Jumping into a large project with an unproven Nearshore sourcing provider could prove to be fatal for buyers. That’s according to two senior sourcing executives, from
AMD and Welch Allyn, who talked about their successful engagement with Neoris, during last week’s Gartner Outsourcing Summit. Both executive made something crystal clear: Nearshore is quite capable of out-performing farshore in higher-value outsourcing programs.
Eric W. Hunt, Executive Vice President and CIO, Welch Allyn, a privately owned medical supply manufacturer, and Peter Swartz, Corporate Vice President of IT for AMD, a manufacturer of computer chips, said it is important to identify internal personnel who will manage the vendor. They also stressed that it it is critical to start out with small projects to gauge performance. Vendor selection should not only include standard due diligence, but should also take into account the provider’s breadth in solution offerings, their understanding of the client’s long-term vision and strategic goals, and the ability to close skill gaps and fit into the corporate culture.
Comments were made during a panel discussion, “Using Vendor Management and the Nearshore Delivery Model to Support Strategic Initiatives,” hosted by Douglas J. Gattuso, President, Neoris USA.
The Trust Factor
Building trust between a client and supplier can take a long time. Before it can become a true partnership, the relationship has to grow from –among other things– a base of respect, clarity and a shared desire to reach a successful completion. When Welch Allyn acquired another manufacturer, MD International, they were running a legacy system and needed to fully integrate it into the corporate network. Skill sets across Latin America were required in order to make the transition as seamless and efficient as possible.
“Neoris was in those locations and what was a Nearshore call became an onshore call,” explains Hunt. Another important aspect for Welch Allyn was having a provider who could help them understand the nuances of doing business in countries such as Mexico, Brazil and Colombia. Neoris, a global company with headquarters in Miami, FL, specializing in SAP and Application Outsourcing, has six global delivery centers, including Latin American offices in Argentina, Brazil, Chile, Colombia and Mexico. The company, explained Gattuso, created global teams to provide IT solutions within their particular region, delivering solutions to a spectrum of industries. This experience and presence assured Welch Allyn of Neoris’ ability to service them in the Latin American market.
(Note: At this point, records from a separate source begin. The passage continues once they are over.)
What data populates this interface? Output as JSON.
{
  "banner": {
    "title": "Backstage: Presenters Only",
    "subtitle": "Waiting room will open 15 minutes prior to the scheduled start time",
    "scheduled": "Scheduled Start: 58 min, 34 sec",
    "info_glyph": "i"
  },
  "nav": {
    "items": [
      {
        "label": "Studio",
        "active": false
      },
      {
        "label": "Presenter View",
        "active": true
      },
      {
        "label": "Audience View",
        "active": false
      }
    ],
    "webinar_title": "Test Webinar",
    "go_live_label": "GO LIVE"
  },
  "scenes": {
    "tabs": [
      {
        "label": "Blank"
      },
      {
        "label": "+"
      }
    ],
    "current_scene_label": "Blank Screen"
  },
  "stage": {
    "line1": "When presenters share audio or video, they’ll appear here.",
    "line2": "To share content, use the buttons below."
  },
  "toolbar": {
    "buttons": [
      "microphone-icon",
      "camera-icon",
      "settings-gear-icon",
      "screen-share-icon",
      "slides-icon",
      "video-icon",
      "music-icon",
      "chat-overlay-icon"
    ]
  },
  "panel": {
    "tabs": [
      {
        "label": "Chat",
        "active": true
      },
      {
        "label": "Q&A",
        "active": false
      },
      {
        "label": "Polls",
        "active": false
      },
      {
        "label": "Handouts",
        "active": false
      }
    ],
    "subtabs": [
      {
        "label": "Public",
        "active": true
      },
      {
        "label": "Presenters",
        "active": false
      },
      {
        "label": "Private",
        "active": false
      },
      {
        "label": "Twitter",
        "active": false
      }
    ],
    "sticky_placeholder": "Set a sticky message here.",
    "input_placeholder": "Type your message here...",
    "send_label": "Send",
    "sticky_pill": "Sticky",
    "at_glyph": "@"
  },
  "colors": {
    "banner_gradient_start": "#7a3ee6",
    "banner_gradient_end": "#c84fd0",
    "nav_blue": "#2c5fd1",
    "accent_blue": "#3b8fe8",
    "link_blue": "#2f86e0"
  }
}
The entire project took nine months from start to finish, and even though there were some issues along the way (as would be expected), the Project Manager “had a lot of passion” which helped to keep the process moving. As far as the creation of a sustainable strategy, Hunt said that “Doug and I have to be in alignment. We check-in with each other two times a year, then we have an annual Senior Executive check-in, and a bi-annual CEO check-in. These are for big picture discussions.” Gattuso added that the Neoris Account Manager, who works with a Project Manager, will “travel to the client sites, and touch base at least two times a month.” It is also possible that the Account Manager will “live” on site and be integrated into a client company.
A Statement of Work is executed so that each party is clear on the individual roles, and about the scope/scale of the project. “We have a set of core values and expect the team to fit culturally,” explained Hunt. The biggest mistake a vendor can make, he said, is “Complacency. In innovation, attitude, approach. Treat the customer relationship with respect; change and innovate.” An ideal client, Gattuso said, is one with “strategic intent, commitment to governance, involvement, consistent project management, a partnership mentality and a shared sense of urgency.”
Clients can also set unrealistic expectations, “When more than procurement is involved,” commented Gattuso, “they don’t understand and don’t have the experience. Our job is to try to manage them, set them up for success. Manage expectations at the front end.” A challenge for providers, observed Gattuso, is “that employee turnover is about 10% and demand has increased dramatically. Managing the bench [of staff] is key to success; manage the bench to the pipeline.”
Gattuso added that clients should ask about providers, “Can they do the work? Do I want to work with them? How do you work together?” part of the answer, according to Gattuso is “With demand increasing and resources less prevalent, look at their portfolio of services.” He also advises providers against doing “one-off” jobs. Neoris delivers to its US clients from Mexico and Argentina while “Brazil serves Brazil. We are building scale in a region where we are Tier 1 (the second largest in Latin America).”
Gattuso warns vendors against trying to be all, “You won’t win success if you are always saying yes. Play to your strengths. Don’t over sell / over promise. It is easier to ruin a reputation than it is to build it up again.”